Total miles for the day: 117.0.
Total miles for the trip: 168.8.
Friday, December 9, 2016
We woke up to the pitter-patter of rain on the roof, but it soon stopped. The reason we are here is because there is a ham festival in Plant City. The Tampa Bay Hamfest is the largest Amateur Radio trade show on Florida's west coast. Al left in the morning and didn’t return until about 3:30.
My day was quiet and peaceful. I seldom get days like this at home. I wrote on this blog and did some reading with my kitty snuggled up next to me.
When we first moved to Florida we bought the St. Petersburg Times from a box. We did not have it delivered because of our frequent travels. Then the newspaper changed its name to the Tampa Bay Times. Then it stopped delivering to boxes in Ocala. However, it is delivered free of charge every day to every site in Lazydays. Today, it is half the size it used to be and doesn’t have much of interest other than the comics and crossword puzzle. About the only thing I read that was interesting was about the man who created Jelly Belly candies. (He now has a candy shop in Clearwater.)
The temperature this morning was in the 40s but our electric heater worked just fine. A few hours later I was able to turn it off because I opened the windshield shade and the sun streaming in filled the Roo with plenty of heat. Even though the outside temperature never passed 60°, the Roo was warm the rest of the day.
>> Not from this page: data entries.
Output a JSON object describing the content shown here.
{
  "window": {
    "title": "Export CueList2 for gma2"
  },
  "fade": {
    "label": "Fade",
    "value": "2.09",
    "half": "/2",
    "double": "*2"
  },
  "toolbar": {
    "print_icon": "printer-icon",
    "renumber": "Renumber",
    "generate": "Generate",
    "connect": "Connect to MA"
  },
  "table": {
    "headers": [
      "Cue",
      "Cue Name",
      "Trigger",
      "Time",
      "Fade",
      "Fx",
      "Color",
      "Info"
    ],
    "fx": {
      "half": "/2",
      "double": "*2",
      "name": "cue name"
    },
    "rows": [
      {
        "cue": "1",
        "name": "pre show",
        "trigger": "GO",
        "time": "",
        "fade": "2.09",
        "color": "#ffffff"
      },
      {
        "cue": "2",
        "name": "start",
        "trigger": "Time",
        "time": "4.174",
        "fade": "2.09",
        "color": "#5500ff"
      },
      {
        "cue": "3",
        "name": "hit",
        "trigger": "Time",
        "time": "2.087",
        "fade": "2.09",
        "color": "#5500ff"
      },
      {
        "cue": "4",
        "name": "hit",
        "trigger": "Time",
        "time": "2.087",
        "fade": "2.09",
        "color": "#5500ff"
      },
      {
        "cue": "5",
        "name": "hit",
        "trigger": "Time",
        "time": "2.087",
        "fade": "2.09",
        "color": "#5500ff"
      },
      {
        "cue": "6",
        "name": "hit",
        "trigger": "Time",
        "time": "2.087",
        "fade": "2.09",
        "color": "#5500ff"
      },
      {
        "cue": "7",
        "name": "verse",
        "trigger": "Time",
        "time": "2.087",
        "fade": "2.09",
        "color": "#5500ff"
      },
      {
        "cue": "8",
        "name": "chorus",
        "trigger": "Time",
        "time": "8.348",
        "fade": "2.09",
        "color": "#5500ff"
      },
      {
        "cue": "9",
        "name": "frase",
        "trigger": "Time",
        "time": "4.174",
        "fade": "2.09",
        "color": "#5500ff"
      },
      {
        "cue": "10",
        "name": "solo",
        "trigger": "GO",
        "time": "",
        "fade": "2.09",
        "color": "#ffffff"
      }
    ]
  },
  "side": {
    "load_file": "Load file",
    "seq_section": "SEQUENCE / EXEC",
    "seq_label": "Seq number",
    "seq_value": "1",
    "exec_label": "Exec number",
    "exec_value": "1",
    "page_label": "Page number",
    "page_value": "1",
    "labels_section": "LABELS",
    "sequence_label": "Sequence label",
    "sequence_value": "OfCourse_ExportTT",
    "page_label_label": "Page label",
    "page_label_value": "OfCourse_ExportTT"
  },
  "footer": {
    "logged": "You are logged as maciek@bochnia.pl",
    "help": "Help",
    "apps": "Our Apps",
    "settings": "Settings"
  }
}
In fact, it was so warm that when Al came home we opened the door – much to Maddy’s pleasure.